[DATA UNDER STUDY]:
◇ ◇ ◇ ◇

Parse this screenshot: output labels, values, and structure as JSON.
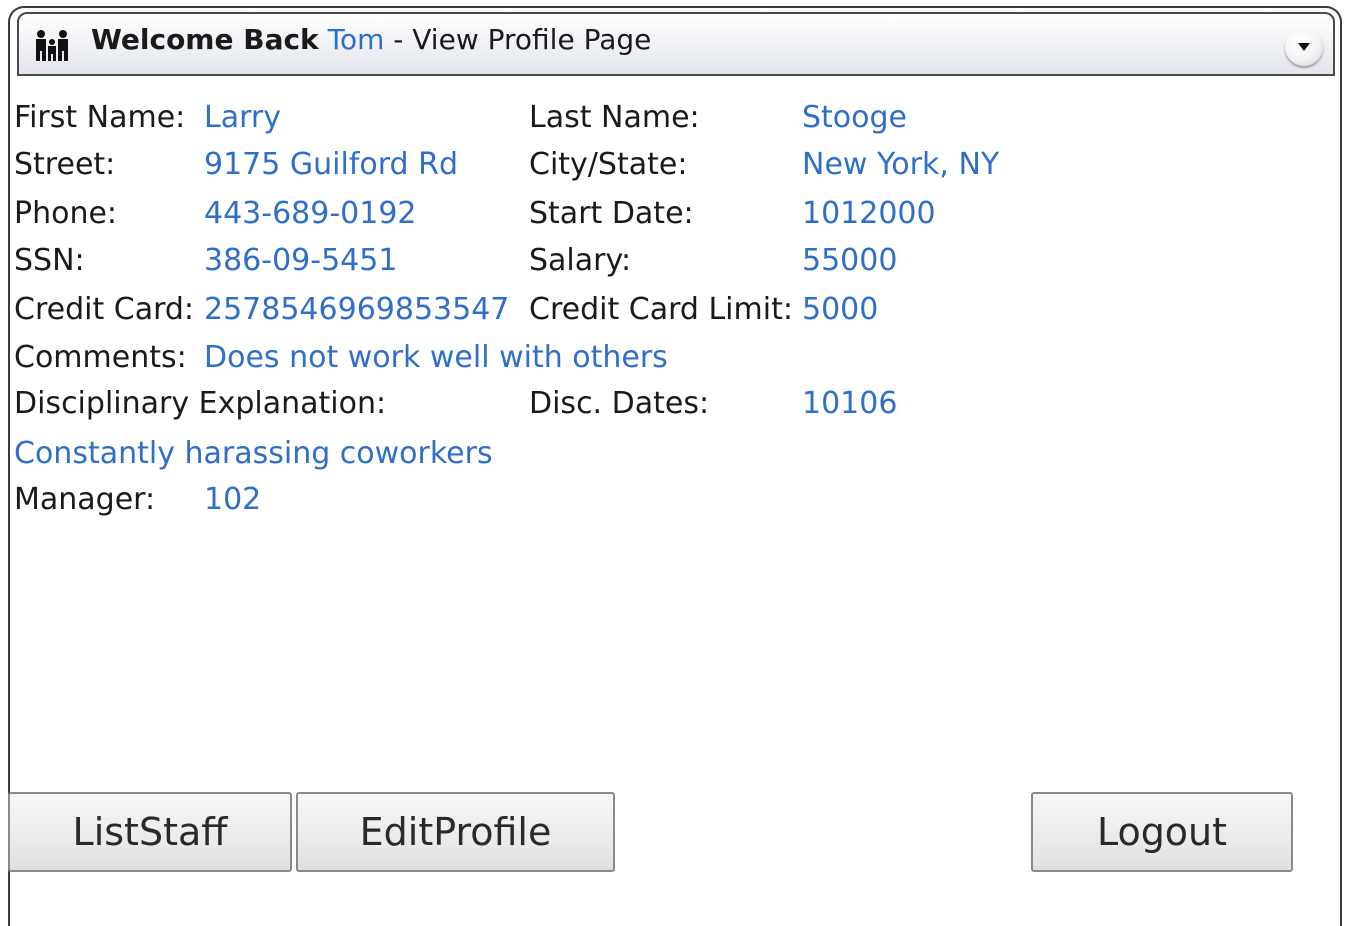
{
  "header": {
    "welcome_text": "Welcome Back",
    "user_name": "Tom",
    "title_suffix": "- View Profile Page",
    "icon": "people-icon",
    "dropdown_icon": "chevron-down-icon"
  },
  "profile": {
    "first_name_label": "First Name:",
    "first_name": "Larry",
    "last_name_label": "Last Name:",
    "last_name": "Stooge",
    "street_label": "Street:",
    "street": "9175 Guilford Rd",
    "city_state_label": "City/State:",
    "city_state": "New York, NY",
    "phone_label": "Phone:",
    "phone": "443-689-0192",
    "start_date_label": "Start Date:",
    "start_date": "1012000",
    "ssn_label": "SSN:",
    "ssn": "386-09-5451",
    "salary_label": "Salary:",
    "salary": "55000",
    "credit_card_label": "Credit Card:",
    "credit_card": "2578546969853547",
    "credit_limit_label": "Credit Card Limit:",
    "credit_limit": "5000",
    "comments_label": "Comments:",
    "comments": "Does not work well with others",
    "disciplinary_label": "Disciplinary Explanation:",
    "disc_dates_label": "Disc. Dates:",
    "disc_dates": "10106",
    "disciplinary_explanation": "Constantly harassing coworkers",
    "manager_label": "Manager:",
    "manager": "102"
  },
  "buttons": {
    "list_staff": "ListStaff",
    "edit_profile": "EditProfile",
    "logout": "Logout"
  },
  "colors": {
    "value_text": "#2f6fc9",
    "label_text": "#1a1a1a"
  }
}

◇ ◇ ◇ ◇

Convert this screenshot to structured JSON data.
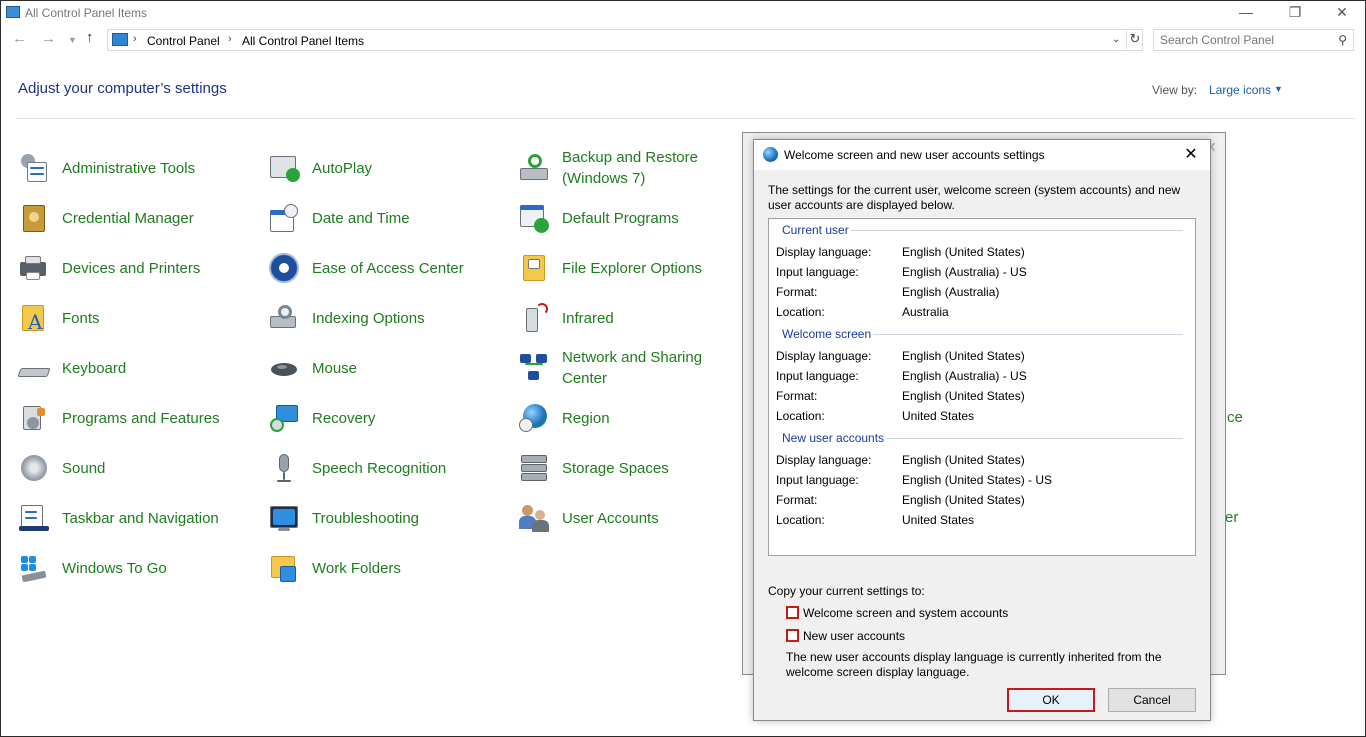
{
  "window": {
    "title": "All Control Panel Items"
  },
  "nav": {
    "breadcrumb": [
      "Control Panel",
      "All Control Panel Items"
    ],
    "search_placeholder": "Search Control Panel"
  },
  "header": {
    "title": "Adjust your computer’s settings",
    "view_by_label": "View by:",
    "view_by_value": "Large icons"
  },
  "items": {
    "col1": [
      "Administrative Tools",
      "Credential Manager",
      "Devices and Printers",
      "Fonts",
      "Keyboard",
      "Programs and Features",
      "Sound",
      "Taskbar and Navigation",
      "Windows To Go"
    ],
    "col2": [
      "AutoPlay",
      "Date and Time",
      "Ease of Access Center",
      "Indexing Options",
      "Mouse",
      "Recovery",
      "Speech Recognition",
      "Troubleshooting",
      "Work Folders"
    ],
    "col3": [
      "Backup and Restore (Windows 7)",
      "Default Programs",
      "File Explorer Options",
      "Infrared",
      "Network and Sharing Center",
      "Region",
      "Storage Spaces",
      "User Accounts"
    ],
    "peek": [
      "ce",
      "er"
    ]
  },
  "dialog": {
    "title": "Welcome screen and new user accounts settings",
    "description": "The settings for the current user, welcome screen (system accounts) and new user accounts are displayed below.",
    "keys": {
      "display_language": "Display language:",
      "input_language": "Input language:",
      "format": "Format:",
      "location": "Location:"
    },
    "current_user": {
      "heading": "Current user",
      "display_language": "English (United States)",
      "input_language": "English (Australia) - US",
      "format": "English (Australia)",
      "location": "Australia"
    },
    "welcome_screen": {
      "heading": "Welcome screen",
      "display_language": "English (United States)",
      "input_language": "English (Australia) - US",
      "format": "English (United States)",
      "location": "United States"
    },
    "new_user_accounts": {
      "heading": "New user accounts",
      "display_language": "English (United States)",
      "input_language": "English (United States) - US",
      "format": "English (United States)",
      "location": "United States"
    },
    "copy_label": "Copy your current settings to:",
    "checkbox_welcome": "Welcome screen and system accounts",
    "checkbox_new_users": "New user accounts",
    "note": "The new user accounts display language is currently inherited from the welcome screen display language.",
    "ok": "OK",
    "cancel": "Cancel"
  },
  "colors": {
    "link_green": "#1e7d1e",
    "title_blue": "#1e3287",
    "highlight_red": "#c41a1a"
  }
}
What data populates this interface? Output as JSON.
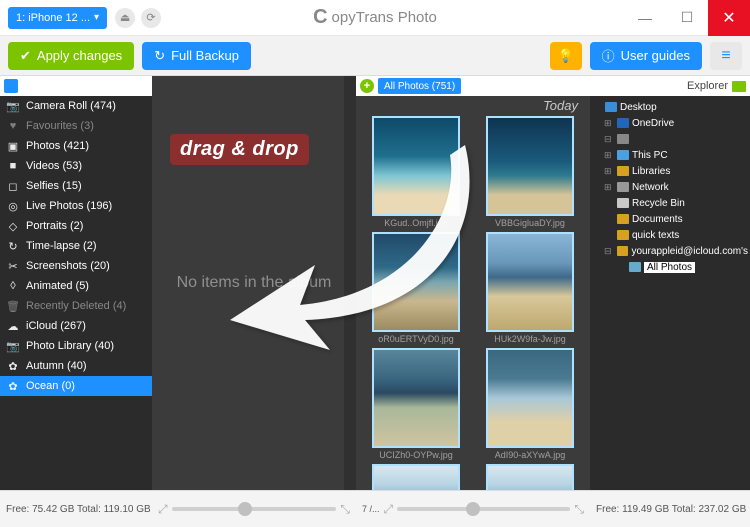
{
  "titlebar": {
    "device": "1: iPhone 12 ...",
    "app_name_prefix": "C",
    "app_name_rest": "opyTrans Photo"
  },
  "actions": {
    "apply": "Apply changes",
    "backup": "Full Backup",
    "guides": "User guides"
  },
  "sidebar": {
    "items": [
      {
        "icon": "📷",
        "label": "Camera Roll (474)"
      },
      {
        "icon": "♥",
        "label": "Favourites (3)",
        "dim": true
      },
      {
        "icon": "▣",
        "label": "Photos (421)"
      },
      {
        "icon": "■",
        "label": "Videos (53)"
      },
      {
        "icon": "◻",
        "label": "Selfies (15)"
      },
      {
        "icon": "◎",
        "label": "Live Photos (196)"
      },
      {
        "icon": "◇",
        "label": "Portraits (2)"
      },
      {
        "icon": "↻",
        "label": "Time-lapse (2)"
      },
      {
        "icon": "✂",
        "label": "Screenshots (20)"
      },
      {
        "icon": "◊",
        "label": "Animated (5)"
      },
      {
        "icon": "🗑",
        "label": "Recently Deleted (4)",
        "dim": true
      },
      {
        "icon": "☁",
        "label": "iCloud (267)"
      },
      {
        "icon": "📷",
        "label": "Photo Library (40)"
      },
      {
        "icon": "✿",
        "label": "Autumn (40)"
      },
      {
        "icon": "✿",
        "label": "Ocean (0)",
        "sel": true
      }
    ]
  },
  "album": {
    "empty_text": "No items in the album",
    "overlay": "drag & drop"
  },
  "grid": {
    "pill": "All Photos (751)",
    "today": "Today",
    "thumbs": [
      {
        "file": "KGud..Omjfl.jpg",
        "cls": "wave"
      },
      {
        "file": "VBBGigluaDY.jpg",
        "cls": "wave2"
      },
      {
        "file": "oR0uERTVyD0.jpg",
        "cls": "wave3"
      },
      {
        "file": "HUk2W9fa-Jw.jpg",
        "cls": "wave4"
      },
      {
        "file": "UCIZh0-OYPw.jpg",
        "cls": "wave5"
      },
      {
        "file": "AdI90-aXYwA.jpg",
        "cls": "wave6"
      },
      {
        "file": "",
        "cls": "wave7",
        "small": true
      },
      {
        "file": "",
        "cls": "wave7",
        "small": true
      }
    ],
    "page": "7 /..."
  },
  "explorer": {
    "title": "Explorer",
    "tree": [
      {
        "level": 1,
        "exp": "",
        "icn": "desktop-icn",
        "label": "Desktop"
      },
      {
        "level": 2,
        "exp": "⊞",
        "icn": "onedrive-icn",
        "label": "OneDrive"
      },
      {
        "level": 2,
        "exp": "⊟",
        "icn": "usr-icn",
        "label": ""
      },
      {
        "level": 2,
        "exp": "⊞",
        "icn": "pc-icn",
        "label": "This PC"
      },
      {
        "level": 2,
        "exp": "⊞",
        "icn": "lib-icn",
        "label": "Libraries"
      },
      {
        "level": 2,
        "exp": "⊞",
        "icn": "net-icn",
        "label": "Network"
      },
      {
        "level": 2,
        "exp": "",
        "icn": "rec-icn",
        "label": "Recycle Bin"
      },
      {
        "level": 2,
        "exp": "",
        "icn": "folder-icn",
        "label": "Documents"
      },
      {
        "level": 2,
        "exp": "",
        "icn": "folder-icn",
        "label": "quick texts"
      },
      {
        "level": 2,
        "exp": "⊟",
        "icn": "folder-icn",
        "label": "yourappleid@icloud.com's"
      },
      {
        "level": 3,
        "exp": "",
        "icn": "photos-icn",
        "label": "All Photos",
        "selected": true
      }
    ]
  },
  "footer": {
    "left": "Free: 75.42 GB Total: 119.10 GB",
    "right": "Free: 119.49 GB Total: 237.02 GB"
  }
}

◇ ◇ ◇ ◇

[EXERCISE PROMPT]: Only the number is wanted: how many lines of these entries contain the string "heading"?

[PROBLEM SOLUTION]: 3